- Selfie Sticks: Selfie Sticks are fine to use, as long as you don’t mind being mistaken for a tourist. Especially if you are wearing black socks with sandals. And a fanny pack.
- Using your SmartPhone at Meetings: When you go into a meeting, see what others are doing. Don’t assume people are playing Words with Friends. A lot of people use Evernote and other helpful apps to take notes. Some of us have not seen a pen and paper in years. However, it is good form to put your phones down and on vibrate at all meetings.
- Using your SmartPhone at Dinner: Unless you have forgiving friends, this is probably the time you put the phones away and enjoy being with your friends. The latest kitty on a Roomba video can wait.

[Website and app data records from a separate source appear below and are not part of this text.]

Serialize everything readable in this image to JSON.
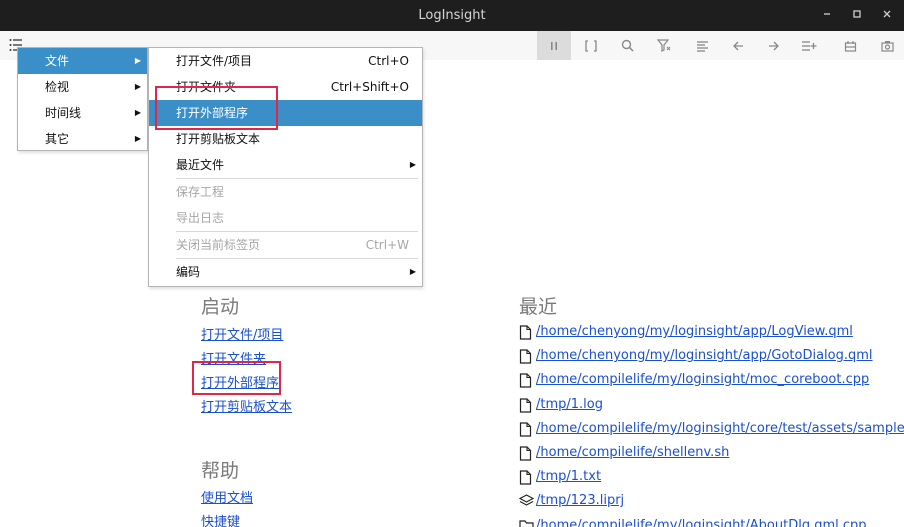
{
  "window": {
    "title": "LogInsight"
  },
  "main_menu": {
    "items": [
      {
        "label": "文件"
      },
      {
        "label": "检视"
      },
      {
        "label": "时间线"
      },
      {
        "label": "其它"
      }
    ]
  },
  "file_menu": {
    "items": [
      {
        "label": "打开文件/项目",
        "shortcut": "Ctrl+O"
      },
      {
        "label": "打开文件夹",
        "shortcut": "Ctrl+Shift+O"
      },
      {
        "label": "打开外部程序"
      },
      {
        "label": "打开剪贴板文本"
      },
      {
        "label": "最近文件"
      },
      {
        "label": "保存工程"
      },
      {
        "label": "导出日志"
      },
      {
        "label": "关闭当前标签页",
        "shortcut": "Ctrl+W"
      },
      {
        "label": "编码"
      }
    ]
  },
  "startup": {
    "title": "启动",
    "links": [
      "打开文件/项目",
      "打开文件夹",
      "打开外部程序",
      "打开剪贴板文本"
    ]
  },
  "help": {
    "title": "帮助",
    "links": [
      "使用文档",
      "快捷键"
    ]
  },
  "recent": {
    "title": "最近",
    "items": [
      {
        "path": "/home/chenyong/my/loginsight/app/LogView.qml",
        "icon": "file-icon"
      },
      {
        "path": "/home/chenyong/my/loginsight/app/GotoDialog.qml",
        "icon": "file-icon"
      },
      {
        "path": "/home/compilelife/my/loginsight/moc_coreboot.cpp",
        "icon": "file-icon"
      },
      {
        "path": "/tmp/1.log",
        "icon": "file-icon"
      },
      {
        "path": "/home/compilelife/my/loginsight/core/test/assets/sample.lo",
        "icon": "file-icon"
      },
      {
        "path": "/home/compilelife/shellenv.sh",
        "icon": "file-icon"
      },
      {
        "path": "/tmp/1.txt",
        "icon": "file-icon"
      },
      {
        "path": "/tmp/123.liprj",
        "icon": "layers-icon"
      },
      {
        "path": "/home/compilelife/my/loginsight/AboutDlg.qml.cpp",
        "icon": "folder-icon"
      }
    ]
  },
  "colors": {
    "selected": "#3a8fc9",
    "highlight_box": "#e0274a",
    "link": "#1a4fd1"
  }
}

- Instagram Abuse: No more than 1 picture of your non-GMO, vegan, gluten-free, fair trade Quinoa Salad a day. No. Seriously.
- STOP SENDING EVERYONE CANDY CRUSH INVITES. For the love of Baby Jesus. Thank you.
- Drones are Fun, Until Someone Loses an Eye: Drone technology is the rage. And most of the time it is safe and perfect for aerial photography and getting those impossible shots. Just be careful where you choose to use your drones and if it has a camera, it’s probably not a good idea to let your teenage son use it to do recon by Miss Betty’s pool. Unless she still has not returned your favorite hedge clippers.
- Hackers, Phishing, and Viruses, OH MY: Always be careful with email, online and on social media. If your intuition is telling you something seems fishy or an email looks suspicious, don’t open, don’t click, don’t accept. Hackers these days are skillful about getting you to open things. Protect yourself. If not sure, consult someone or do a search for viruses or scams.
- First Rule of Social Media Club: If you do not want something on the Internet, DON’T PUT IT ON THE INTERNET. Period.
- You Are What You Tweet, Post and Share: So think wisely on what you are posting. You are defined by your content.
- Yes. Employers and Customers Look You Up on Your Social Media Channels: It’s a known fact. This is probably a good time for you to do a self-audit and go take those pictures of you in Tijuana during Spring break in college down…
- NEVER Rely on Privacy Settings: Google and Facebook and others are not a charity. They are not providing you with a free account to be nice. They are using your data and making tons of money off of it for ads and such. Always make sure your privacy settings are updated, but never assume that a social media site or other sites are not able to see and use anything you put on the Internet. Don’t assume your content is safe and protected. But do your best to stay current on updates.
- Google Yourself. Often: Yes, it sounds dirty but all you are doing is checking weekly about anything new about you. Not necessarily what YOU write about YOU, but what others are writing about you. Just because you didn’t put something online does not mean something about you is not there.
- Create a “Tech Bond” with your Kids: Don’t assume your kids are always up to no good on social networks. The more YOU are educated, the more you can talk to them about what they are doing. Ask them questions and encourage them to share with you. And keep educating yourself!
If you are not sure when TechEtiquette is required, or you just need help, Geek Girl is always here. Don’t get frustrated or overhwelmed! Contact us. GeekGirlCamp.com